Lalla Essaydi at Howard Yezerski, Julia Featheringill and Barbara Gallucci at Carroll And Sons
Lalla Essaydi: Emobodiment
With the end of the 2008 art season quickly approaching, the following South End shows offer a last chance to squeeze in some high-class viewing. Former Newbury Street tenant Howard Yezerski opened his new space at 460 Harrison Avenue with “EMBODIMENT,” an installation by Moroccan-born Lalla Essaydi, whose work explores the role and the identity of the Arab female; it’s up through December 16. A self-narrated video projection finds the artist writing Arabic texts on white walls and discussing the many “silences” of Islamic women; meanwhile, panels of thin fabric suspended from the ceiling of the gallery feature printed images of Arab women, some nude, covered in Arab inscriptions drawn on their bodies by the artist, as if clothed in Islamic tradition.
Just across the courtyard garden from Yezerski there’s another exhibition that explores the impact of text. Up through December 20, “JULIA FEATHERINGILL: INDELIBLE” is a simple yet captivating collection of large pen on paper works at Carroll and Sons. The drawings are the result of the artist’s fondness for sampling pads at stationery stores on which customers try out various pens, often blanketing a sheet with inane scribbles, phrases, and signatures; Featheringill has painstakingly replicated several used pad sheets, drawing on a much larger scale each page of squiggles and chicken scratch. (Her individual pen strokes are visible only up close.) It’s a witty practice, one that pits intention against random creation and seeks to redefine common associations not only with drawing but with illustrated subject matter.
Also at Carroll and Sons, “BARBARA GALLUCCI: UTOPIARY” carefully arranges four furry bright-green beanbag chairs that look more like sculpturally elegant grassy mountains than plush seating. Gallucci’s work has encouraged viewers to question the nature of artifice and reality; here she dresses mass-produced chairs in an organic disguise, with the play on “utopia” and “topiary” suggesting an artificially sculpted landscape. “Utopiary” is also a meditation on the convergence of art and design. In a previous body of work, Gallucci re-created Le Corbusier’s infamous (and outlandishly expensive) “Petite” sofa and chair, but with blocks of plywood framed in aluminum piping in lieu of black leather and chromed steel — which made for a particularly uncomfortable sitting experience. The chairs in “Utopiary” are far more comfortable, and they offer you the rare (at least in public) opportunity to sit on a work of art.

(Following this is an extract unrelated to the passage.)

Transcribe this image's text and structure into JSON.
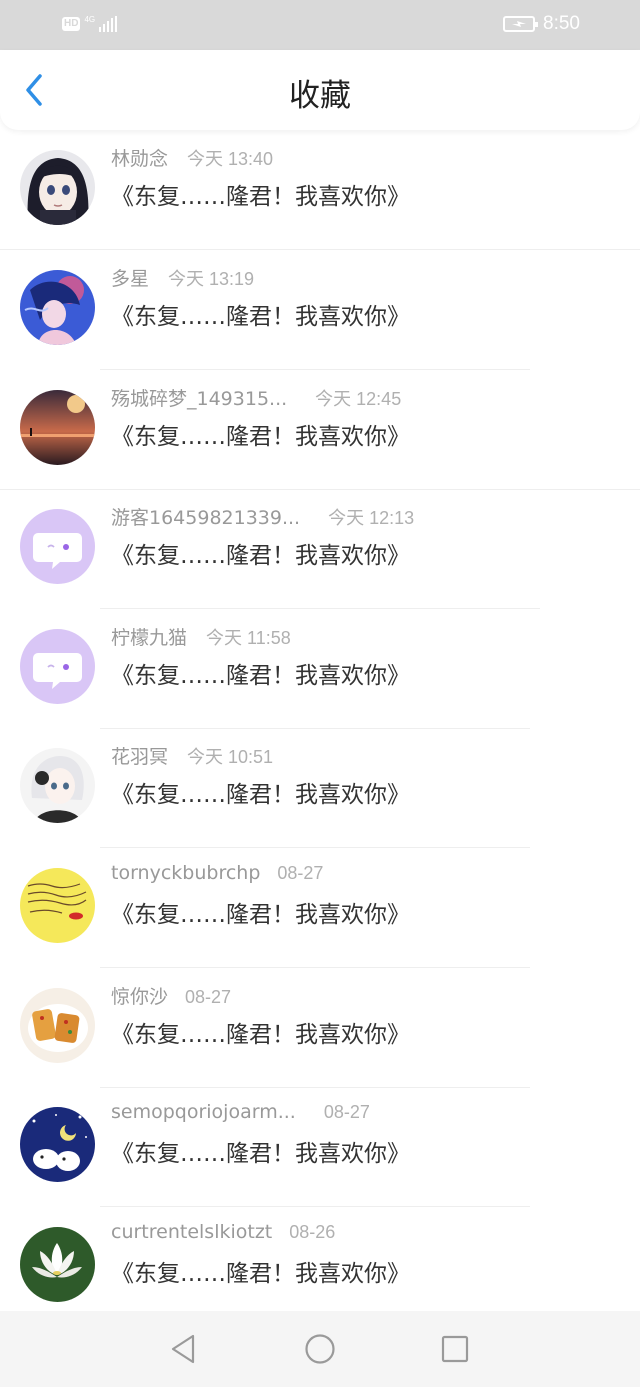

“EMBODIMENT: LALLA ESSAYDI” @ Howard Yezerski Gallery, 460 Harrison Ave, Boston | Through December 16 | 617.262.0550 orwww.howardyezerskigallery.com | “JULIA FEATHERINGILL: INDELIBLE” @ Carroll and Sons, 450 Harrison Ave, Boston | Through December 20 | 617.482.2477 orwww.carrollandsons.net | “BARBARA GALLUCCI: UTOPIARY” @ Carroll and Sons | Through December 20
: Museum And Gallery
, Howard Yezerski, Le Corbusier, South End, More